Statement from NCP

“The rapid increase in obesity among Filipino children and adolescents, more prevalent in the urban and peri-urban areas, is truly alarming. A healthy diet starts in the First 1,000 Days, with a pregnant mother taking adequate nutrients for her baby’s proper growth and development. Breastfed infants and young children have a lower risk of becoming overweight and obese. The marketing of foods high in sugar, salt, and saturated fats targeted towards children, through all forms of media, must be regulated. Food systems should be geared towards providing affordable and accessible fresh produce. #everybodyneedstoact”

- Dr. Mary Christine Castro, President of Nutrition Center of the Philippines


Statement from World Health Organization

“Obesity is a global and national challenge that we can only meet with a unified global and national response. We must work together across institutions and disciplines to provide practical solutions. We need  to reform food systems, address the underlying causes of obesity, and help people achieve and maintain a healthy weight. We can fight obesity with public health tools to promote healthy diet and physical activity, financial and regulatory tools to make healthy diets more accessible and affordable, and  clinical tools to provide quality care for children and adults who live with obesity. With public health tools, financial and regulatory tools and clinical tools, we can bring this devastating global and national disorder under control.”

- Dr. Rajendra Prasad Yadav, Acting WHO Representative to the Philippines


Statement from UNICEF

“Children with unhealthy diets who take little exercise are increasingly prone to depression, underperforming at school and learning, and are at greater risk of debilitating disease like diabetes later in life. COVID-19 poses an additional threat to children with obesity. They are more likely to be hospitalized and have a higher likelihood of severe disease. We must overcome an obesity-promoting environment that entices children with junk food and offers few opportunities for physical activity.
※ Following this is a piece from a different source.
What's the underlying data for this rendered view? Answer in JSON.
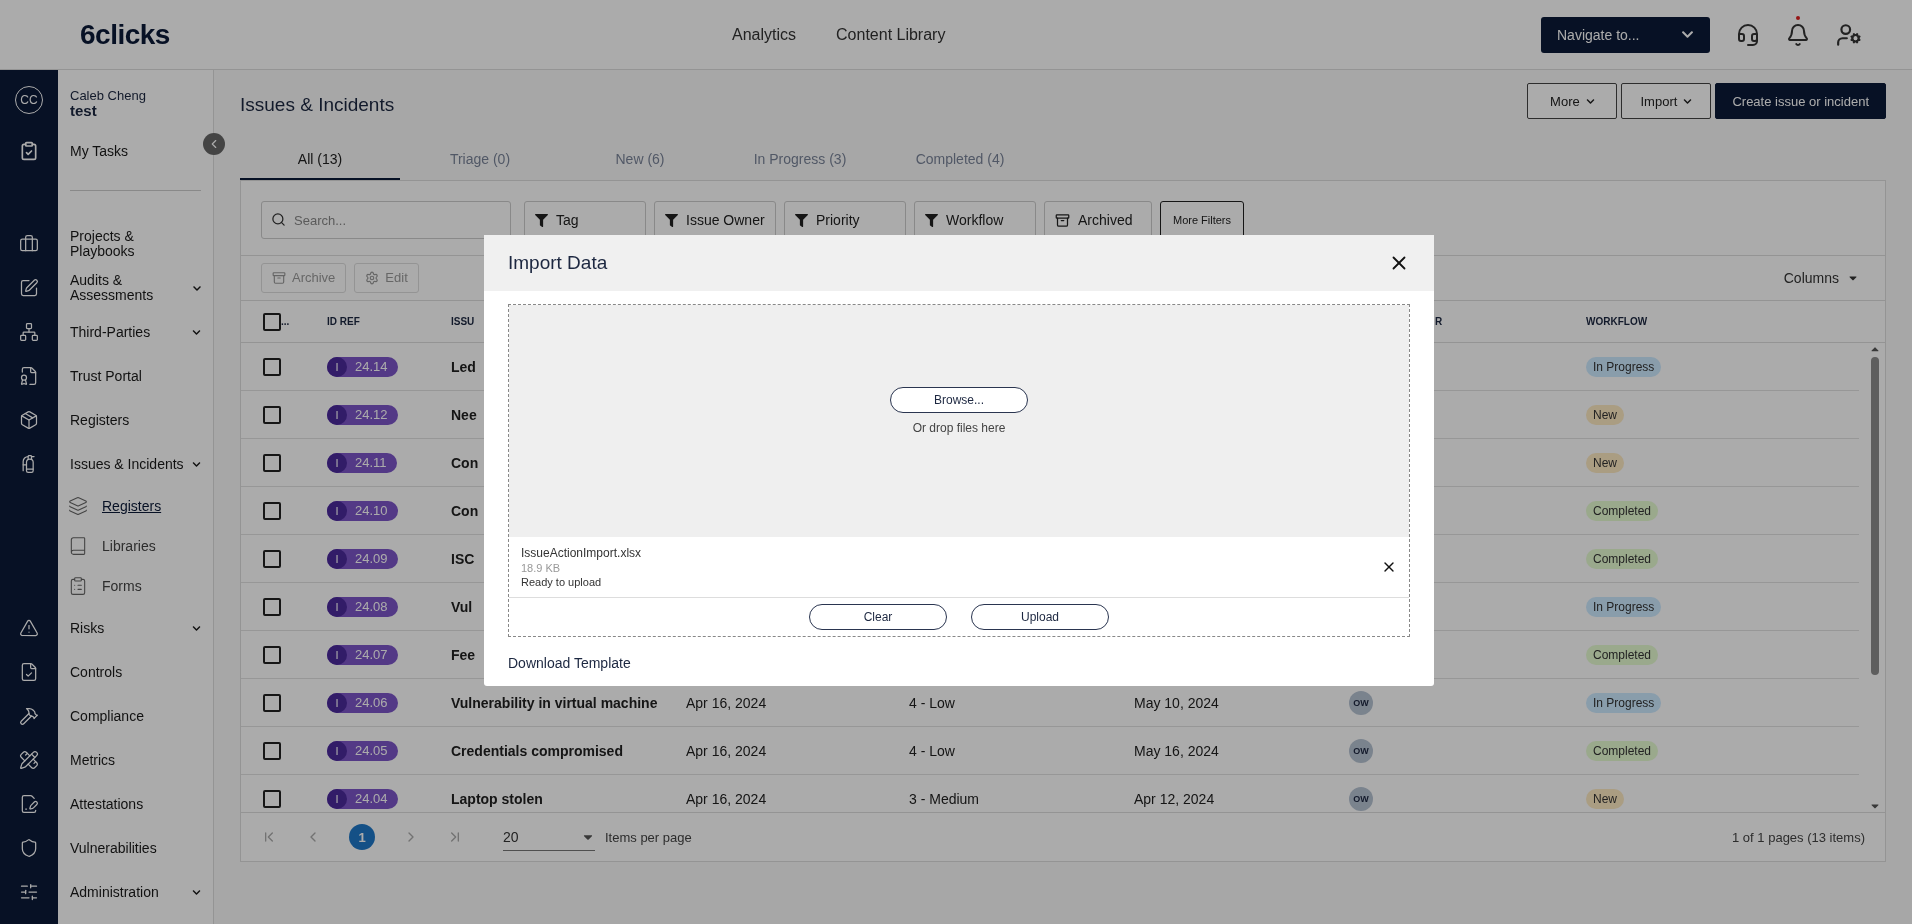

Adequate nutrition is a fundamental human right for every child and a pathway to a healthier future.”

- Oyunsaikhan Dendevnorov, UNICEF Representative in the Philippines

Media contacts

Madee Conjares
Information Officer II, Health Promotion Bureau
Department of Health
Tel: +63 998 9745879
Jovie Raval
Chief, Nutrition Information and Education Division
National Nutrition Council
Tel: +63 908 8200495


UNICEF promotes the rights and wellbeing of every child, in everything we do. Together with our partners, we work in 190 countries and territories to translate that commitment into practical action, focusing special effort on reaching the most vulnerable and excluded children, to the benefit of all children, everywhere.

For more information about UNICEF and its work for children in the Philippines, visit www.unicef.ph.

Follow UNICEF Philippines on FacebookTwitter and Instagram.